|US4451254 *||Mar 15, 1982||May 29, 1984||Eli Lilly And Company||Implant system|
|1||*||Anchor Magnum brochure (3 pages).|
|2||*||Compudose 200 Estradiol instruction sheet (1 page).|
|3||*||Compudose brochure (8 pages).|
|4||*||Ralgun brochure (2 pages).|
|Citing Patent||Filing date||Publication date||Applicant||Title|
|US4737151 *||Jul 25, 1986||Apr 12, 1988||Clement John G||Syringe injector|
|US5279555 *||Aug 24, 1992||Jan 18, 1994||Merck & Co., Inc.||Device for injecting implants|
|US5522797 *||Jan 3, 1995||Jun 4, 1996||Ivy Laboratories, Inc.||Slide action veterinary implanter|
|US5817054 *||Nov 12, 1996||Oct 6, 1998||Ivy Laboratories, Inc.||Veterinary implanter with disinfectant dispenser|
|US6190350||Dec 22, 1998||Feb 20, 2001||Alza Corporation||Implanter device for subcutaneous implants|
|US6692502 *||Jun 24, 1996||Feb 17, 2004||Janos Paul Ertl||Process and instrumentation for arthroscopic reduction of central and peripheral depression fractures|
|US6899717 *||Sep 18, 2002||May 31, 2005||Allergan, Inc.||Methods and apparatus for delivery of ocular implants|
|US7147644 *||May 24, 2004||Dec 12, 2006||Allergan, Inc.||Apparatus for delivery of ocular implants|
|US7985216||Mar 15, 2005||Jul 26, 2011||Dali Medical Devices Ltd.||Medicinal container engagement and automatic needle device|
|US8376998||Sep 15, 2004||Feb 19, 2013||Elcam Medical Agricultural Cooperative Association Ltd.||Automatic injection device|
|US20040054374 *||Sep 18, 2002||Mar 18, 2004||David Weber||Methods and apparatus for delivery of ocular implants|
|EP0480529A1 *||Oct 8, 1991||Apr 15, 1992||Texas Instruments Incorporated||Method for identifying individual head of cattle|
|EP2650033A2||Sep 15, 2004||Oct 16, 2013||Elcam Medical Agricultural Cooperative Association Ltd.||Automatic injection device|
|International Classification||A61M5/178, A61M37/00, A61D7/00, A61D1/00|
|Oct 22, 1990||FPAY||Fee payment|
Year of fee payment: 4
|Nov 29, 1994||REMI||Maintenance fee reminder mailed|

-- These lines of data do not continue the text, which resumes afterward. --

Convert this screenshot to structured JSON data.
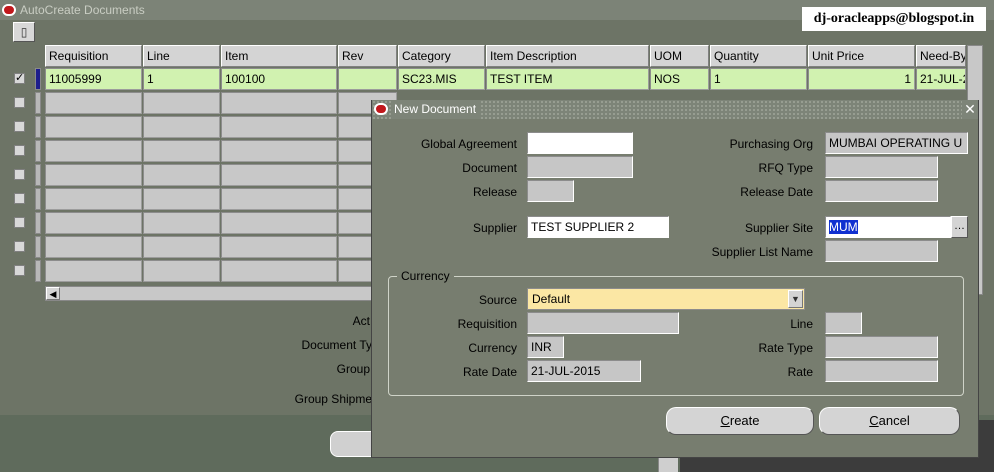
{
  "bg_window": {
    "title": "AutoCreate Documents",
    "columns": [
      "Requisition",
      "Line",
      "Item",
      "Rev",
      "Category",
      "Item Description",
      "UOM",
      "Quantity",
      "Unit Price",
      "Need-By"
    ],
    "first_row": [
      "11005999",
      "1",
      "100100",
      "",
      "SC23.MIS",
      "TEST ITEM",
      "NOS",
      "1",
      "1",
      "21-JUL-2"
    ],
    "labels": {
      "action": "Act",
      "document_type": "Document Ty",
      "group": "Group",
      "group_shipments": "Group Shipme"
    }
  },
  "brand": "dj-oracleapps@blogspot.in",
  "dialog": {
    "title": "New Document",
    "close_glyph": "✕",
    "labels": {
      "global_agreement": "Global Agreement",
      "document": "Document",
      "release": "Release",
      "supplier": "Supplier",
      "purchasing_org": "Purchasing Org",
      "rfq_type": "RFQ Type",
      "release_date": "Release Date",
      "supplier_site": "Supplier Site",
      "supplier_list_name": "Supplier List Name"
    },
    "values": {
      "global_agreement": "",
      "document": "",
      "release": "",
      "supplier": "TEST SUPPLIER 2",
      "purchasing_org": "MUMBAI OPERATING U",
      "rfq_type": "",
      "release_date": "",
      "supplier_site": "MUM",
      "supplier_list_name": ""
    },
    "lov_glyph": "…",
    "currency": {
      "group_title": "Currency",
      "labels": {
        "source": "Source",
        "requisition": "Requisition",
        "currency": "Currency",
        "rate_date": "Rate Date",
        "line": "Line",
        "rate_type": "Rate Type",
        "rate": "Rate"
      },
      "values": {
        "source": "Default",
        "requisition": "",
        "currency": "INR",
        "rate_date": "21-JUL-2015",
        "line": "",
        "rate_type": "",
        "rate": ""
      }
    },
    "buttons": {
      "create_first": "C",
      "create_rest": "reate",
      "cancel_first": "C",
      "cancel_rest": "ancel"
    }
  }
}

|Apr 23, 1995||LAPS||Lapse for failure to pay maintenance fees|
|Jul 4, 1995||FP||Expired due to failure to pay maintenance fee|
Effective date: 19950426